● Aim of the exercise: Spot each line in the records below where the word "legend" occurs, then copy it.

● Records supplied:
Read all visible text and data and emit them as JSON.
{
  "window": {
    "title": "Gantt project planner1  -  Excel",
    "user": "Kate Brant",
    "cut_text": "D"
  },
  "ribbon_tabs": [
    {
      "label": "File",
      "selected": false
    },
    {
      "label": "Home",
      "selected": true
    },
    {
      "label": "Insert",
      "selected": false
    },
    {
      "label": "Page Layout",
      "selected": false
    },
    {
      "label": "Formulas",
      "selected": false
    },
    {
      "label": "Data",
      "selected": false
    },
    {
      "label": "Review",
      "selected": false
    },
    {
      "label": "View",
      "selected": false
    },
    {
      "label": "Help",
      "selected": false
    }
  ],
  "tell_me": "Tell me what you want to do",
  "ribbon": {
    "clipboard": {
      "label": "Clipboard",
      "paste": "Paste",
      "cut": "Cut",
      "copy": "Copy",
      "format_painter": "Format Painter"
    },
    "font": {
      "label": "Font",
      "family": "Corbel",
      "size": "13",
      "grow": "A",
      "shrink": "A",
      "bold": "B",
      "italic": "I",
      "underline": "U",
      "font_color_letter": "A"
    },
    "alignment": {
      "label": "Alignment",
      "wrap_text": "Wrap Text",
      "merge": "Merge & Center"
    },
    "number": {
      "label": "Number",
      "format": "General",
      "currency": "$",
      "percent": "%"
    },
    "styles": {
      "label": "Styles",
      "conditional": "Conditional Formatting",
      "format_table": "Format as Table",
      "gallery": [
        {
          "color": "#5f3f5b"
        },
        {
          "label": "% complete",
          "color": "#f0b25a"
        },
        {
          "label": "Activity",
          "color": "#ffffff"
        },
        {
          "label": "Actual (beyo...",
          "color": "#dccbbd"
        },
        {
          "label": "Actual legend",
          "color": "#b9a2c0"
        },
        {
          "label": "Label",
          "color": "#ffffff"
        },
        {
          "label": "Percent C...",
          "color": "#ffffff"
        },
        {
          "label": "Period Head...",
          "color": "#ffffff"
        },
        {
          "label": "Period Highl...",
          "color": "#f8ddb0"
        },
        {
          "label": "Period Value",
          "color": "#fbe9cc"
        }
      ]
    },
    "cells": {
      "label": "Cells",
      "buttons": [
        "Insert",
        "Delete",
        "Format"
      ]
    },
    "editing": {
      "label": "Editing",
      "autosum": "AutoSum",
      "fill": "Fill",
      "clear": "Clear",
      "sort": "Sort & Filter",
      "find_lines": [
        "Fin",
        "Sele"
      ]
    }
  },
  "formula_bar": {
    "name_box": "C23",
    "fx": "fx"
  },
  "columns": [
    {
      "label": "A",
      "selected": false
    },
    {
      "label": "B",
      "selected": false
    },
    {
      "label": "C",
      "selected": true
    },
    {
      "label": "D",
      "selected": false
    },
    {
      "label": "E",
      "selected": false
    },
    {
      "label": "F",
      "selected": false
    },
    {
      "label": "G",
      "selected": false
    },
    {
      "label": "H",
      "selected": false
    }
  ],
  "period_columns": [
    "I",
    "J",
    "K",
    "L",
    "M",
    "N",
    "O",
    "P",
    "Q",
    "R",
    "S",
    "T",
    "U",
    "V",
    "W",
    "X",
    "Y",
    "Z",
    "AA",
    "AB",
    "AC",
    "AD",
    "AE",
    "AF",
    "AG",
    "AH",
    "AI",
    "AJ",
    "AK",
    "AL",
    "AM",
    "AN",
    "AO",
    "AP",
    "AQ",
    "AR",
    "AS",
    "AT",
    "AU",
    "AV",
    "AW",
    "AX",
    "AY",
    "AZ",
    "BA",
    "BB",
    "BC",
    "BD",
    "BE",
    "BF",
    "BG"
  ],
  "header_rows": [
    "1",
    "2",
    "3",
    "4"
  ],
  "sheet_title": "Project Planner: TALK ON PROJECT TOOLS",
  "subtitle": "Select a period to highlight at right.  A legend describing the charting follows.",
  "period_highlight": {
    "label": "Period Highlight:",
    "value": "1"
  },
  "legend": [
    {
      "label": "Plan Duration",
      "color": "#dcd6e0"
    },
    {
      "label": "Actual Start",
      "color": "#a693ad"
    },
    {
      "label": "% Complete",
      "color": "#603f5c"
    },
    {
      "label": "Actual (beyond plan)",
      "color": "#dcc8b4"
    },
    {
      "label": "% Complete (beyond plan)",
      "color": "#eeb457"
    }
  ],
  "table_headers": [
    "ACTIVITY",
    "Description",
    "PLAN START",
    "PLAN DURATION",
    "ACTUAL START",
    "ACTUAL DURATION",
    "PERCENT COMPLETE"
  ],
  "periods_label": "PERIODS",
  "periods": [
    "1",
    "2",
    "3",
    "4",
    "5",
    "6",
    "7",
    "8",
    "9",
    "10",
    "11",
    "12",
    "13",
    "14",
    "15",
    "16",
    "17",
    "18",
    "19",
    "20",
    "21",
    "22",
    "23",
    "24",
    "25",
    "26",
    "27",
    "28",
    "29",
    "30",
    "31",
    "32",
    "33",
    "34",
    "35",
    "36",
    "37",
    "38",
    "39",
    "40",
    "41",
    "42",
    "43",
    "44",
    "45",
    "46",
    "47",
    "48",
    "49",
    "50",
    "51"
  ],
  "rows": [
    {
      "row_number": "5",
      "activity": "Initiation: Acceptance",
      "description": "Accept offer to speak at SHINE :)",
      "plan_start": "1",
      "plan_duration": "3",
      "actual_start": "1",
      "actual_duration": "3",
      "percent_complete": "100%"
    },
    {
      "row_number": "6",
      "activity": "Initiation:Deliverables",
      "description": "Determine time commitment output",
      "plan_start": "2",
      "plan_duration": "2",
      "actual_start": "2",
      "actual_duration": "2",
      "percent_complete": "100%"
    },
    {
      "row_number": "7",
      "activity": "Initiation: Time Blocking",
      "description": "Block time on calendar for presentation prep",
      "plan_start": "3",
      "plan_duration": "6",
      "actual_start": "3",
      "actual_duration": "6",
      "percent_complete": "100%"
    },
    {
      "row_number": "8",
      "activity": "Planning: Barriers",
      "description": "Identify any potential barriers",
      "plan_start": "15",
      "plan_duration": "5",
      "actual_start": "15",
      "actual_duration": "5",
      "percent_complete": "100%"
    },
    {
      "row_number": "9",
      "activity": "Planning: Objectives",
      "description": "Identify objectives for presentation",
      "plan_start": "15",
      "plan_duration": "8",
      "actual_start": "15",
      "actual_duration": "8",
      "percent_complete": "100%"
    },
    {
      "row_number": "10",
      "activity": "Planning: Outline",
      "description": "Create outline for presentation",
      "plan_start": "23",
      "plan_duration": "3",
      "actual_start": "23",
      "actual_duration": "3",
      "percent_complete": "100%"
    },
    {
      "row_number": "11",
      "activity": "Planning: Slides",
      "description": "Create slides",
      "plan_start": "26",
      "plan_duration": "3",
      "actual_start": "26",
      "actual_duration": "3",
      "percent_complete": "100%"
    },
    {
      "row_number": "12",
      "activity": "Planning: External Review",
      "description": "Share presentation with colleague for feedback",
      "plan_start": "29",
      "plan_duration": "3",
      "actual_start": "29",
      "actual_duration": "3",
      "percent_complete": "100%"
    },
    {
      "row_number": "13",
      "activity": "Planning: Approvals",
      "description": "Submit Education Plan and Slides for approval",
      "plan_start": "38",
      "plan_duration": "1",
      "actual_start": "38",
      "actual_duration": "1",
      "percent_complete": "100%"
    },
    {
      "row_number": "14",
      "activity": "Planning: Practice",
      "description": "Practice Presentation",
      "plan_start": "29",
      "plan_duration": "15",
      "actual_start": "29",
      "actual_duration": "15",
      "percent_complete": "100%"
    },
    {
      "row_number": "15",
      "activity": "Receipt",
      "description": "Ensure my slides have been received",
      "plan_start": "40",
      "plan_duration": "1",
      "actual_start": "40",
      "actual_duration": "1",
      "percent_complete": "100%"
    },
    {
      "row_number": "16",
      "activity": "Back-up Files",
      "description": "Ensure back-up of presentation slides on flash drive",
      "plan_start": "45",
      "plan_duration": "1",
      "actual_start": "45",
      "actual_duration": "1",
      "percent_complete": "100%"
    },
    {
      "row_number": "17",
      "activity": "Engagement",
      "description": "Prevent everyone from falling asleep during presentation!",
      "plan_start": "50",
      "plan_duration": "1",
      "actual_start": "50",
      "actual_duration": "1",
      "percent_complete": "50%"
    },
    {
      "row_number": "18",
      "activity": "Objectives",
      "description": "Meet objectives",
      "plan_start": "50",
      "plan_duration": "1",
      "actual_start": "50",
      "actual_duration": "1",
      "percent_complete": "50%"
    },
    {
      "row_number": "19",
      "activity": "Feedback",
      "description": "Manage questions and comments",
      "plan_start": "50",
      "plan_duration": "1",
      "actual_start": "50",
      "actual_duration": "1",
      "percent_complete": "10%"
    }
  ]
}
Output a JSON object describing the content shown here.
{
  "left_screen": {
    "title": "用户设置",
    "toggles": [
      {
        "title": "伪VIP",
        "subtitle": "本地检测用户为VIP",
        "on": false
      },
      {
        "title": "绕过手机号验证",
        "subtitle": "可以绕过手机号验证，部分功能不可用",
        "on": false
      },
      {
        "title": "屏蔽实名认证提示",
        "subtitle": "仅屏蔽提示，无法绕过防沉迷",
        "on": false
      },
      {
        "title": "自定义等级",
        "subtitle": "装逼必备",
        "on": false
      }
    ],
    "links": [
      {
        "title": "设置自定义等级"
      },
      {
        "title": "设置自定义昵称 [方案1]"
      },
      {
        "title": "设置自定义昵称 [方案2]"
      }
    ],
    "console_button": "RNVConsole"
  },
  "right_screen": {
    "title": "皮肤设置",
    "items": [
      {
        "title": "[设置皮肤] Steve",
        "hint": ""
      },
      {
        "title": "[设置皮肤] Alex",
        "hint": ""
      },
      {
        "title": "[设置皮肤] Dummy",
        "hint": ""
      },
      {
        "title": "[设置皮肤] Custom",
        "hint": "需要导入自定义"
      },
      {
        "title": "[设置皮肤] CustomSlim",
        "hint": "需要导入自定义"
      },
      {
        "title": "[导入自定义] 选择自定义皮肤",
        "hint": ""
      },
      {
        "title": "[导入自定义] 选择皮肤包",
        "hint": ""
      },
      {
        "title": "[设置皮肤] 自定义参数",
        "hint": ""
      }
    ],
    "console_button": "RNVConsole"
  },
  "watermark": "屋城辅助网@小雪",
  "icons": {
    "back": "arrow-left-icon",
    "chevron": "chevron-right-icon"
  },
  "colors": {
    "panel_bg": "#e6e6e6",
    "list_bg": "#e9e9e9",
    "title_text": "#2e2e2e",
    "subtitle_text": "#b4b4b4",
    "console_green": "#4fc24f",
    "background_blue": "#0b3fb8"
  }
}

● Solution:
          "label": "Actual legend",
  "subtitle": "Select a period to highlight at right.  A legend describing the charting follows.",
  "legend": [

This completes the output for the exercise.